There are two key paths that India has followed and must continue to follow to augment its SWF structure and operation. First, the government must make the functioning of its SWFs, specifically the NIIF, much easier and cost-effective than it currently is. The central government has recently, in alignment with the same suggestion, granted 100% tax exemptions to SWFs for their investments in the infrastructure sector. This would incentivise investments in Indian infrastructure and ultimately lead to the socially desirable outcome of infrastructural development within the country. Similarly, if India could reduce the burden of regulatory costs and compliances while itself investing in the SWFs, these funds will almost certainly become more efficient and bolster the economy while making sustainable societal change. To that end, the government could allocate a certain proportion of its annual public expenditure to contributing to India’s SWFs while incentivising more investments through a reduction in costs and other burdens. Second, international investment from other, larger SWFs must be highly encouraged. The Abu Dhabi Investment Authority signed the first international investment agreement of worth USD 1 billion with the NIIF in October 2017. The Asian Infrastructure Investment Bank invested USD 200 million in NIIF in June 2018. Such investments have played a major part in the growth of the NIIF as a whole and offer the benefits of globalisation and cooperation as well. Apart from implementing tax concessions and lowering costs for international stakeholders, the Indian government could also offer rewards for investments of a certain value and structure contracts that provide strong incentives for investments in India. Such measures are being implemented to a certain degree as of today, however, considerably more progress must be made for substantive change to be made.

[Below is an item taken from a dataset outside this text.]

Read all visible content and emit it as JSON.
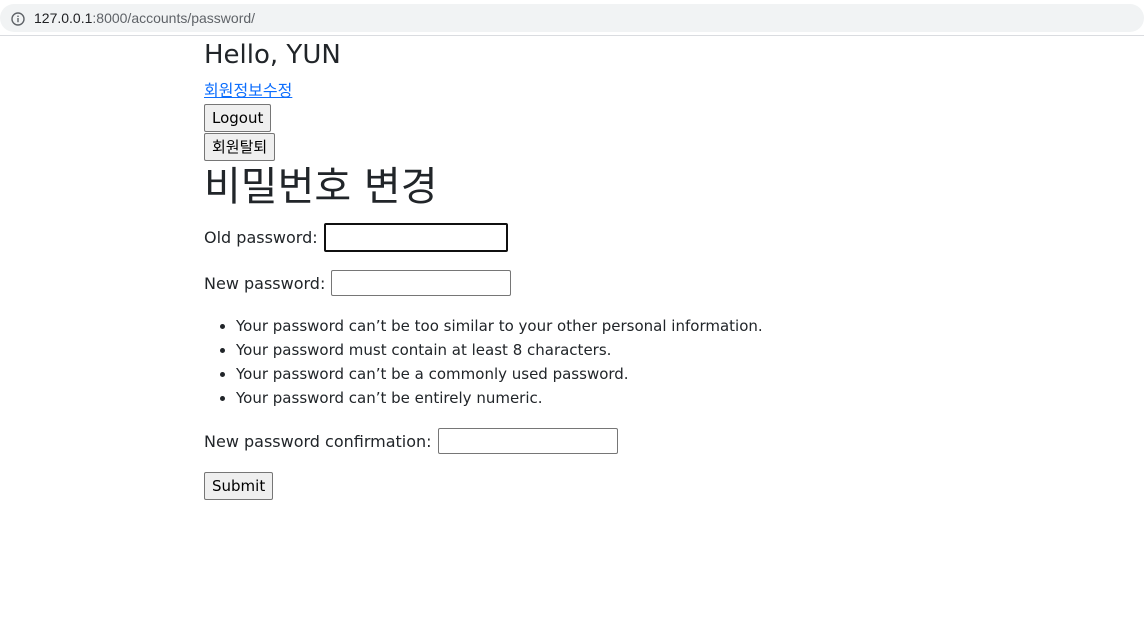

At a time when the economy of India truly needs a source of fuel, the importance of a strong SWF that combines domestic and international contributions is higher than ever. The NIIF, especially the strategic investment fund, must take decisive action to boost the economy by supporting national stakeholders while also creating positive impacts across societies and smaller economies. The value of SWFs is often underestimated not only in India but in several other parts of the world. However, the past and the present provide clear evidence: maintain robust and purposeful SWFs, prosperity and progress will follow.


Author: Kavan Shah

A 16-year-old student pursuing the IB Diploma Programme at Dhirubhai Ambani International School, Mumbai. Passionate about finance and mathematics - and therefore, obviously, Moneyball and The Big Short.

Recent Posts

See All

What Awaits the Financial Markets in 2022?

The Covid-19 pandemic has wreaked havoc on economies across the world for almost two years. Following an unprecedented economic lockdown in 2020, governments and central banks throughout the world rea


bottom of page